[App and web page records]
============

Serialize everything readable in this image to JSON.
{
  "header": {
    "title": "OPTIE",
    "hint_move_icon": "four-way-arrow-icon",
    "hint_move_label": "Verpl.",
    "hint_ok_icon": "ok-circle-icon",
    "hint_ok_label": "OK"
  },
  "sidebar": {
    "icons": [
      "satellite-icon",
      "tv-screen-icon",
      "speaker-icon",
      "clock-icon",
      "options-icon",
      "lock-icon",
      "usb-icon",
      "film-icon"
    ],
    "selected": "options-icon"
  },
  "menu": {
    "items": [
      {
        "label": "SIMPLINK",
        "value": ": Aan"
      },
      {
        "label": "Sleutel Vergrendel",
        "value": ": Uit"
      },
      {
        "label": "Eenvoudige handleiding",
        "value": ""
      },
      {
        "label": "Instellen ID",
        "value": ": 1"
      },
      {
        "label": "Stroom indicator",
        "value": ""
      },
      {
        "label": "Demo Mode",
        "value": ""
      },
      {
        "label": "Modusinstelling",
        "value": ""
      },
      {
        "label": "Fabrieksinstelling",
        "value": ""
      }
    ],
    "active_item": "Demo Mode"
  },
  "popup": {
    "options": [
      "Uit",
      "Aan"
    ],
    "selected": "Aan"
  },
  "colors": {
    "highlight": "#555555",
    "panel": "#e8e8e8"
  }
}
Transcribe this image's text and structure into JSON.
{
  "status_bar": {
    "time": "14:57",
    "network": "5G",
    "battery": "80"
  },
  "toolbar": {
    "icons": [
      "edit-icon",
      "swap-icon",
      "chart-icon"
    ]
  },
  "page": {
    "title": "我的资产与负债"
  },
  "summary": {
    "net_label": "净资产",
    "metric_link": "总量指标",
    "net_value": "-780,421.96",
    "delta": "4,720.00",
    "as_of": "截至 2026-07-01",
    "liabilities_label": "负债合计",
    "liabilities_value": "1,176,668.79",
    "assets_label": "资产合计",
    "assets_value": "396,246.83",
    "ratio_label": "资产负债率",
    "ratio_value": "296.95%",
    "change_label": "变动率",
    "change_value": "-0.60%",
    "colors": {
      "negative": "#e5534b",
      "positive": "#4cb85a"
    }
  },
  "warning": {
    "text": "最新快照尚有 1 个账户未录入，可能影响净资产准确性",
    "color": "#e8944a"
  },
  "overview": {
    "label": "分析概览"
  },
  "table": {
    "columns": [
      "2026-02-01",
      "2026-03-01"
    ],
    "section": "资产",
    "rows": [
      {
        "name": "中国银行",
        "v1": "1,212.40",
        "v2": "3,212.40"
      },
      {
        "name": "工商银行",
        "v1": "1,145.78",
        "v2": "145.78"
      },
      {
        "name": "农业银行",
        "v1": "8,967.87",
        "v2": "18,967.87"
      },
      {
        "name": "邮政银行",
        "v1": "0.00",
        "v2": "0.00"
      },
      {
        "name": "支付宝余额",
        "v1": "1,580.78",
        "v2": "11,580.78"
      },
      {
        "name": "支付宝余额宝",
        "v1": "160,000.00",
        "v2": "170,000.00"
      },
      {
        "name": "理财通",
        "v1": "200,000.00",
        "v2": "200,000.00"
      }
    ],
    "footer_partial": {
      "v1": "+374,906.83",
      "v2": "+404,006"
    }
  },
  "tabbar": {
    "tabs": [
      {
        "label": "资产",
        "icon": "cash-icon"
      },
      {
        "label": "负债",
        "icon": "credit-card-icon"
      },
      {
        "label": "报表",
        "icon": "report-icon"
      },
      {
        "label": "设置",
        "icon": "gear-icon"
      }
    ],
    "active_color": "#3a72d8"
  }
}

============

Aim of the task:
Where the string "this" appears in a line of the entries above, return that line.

Answer box:
Serialize everything readable in this image to JSON.
Transcribe this image's text and structure into JSON.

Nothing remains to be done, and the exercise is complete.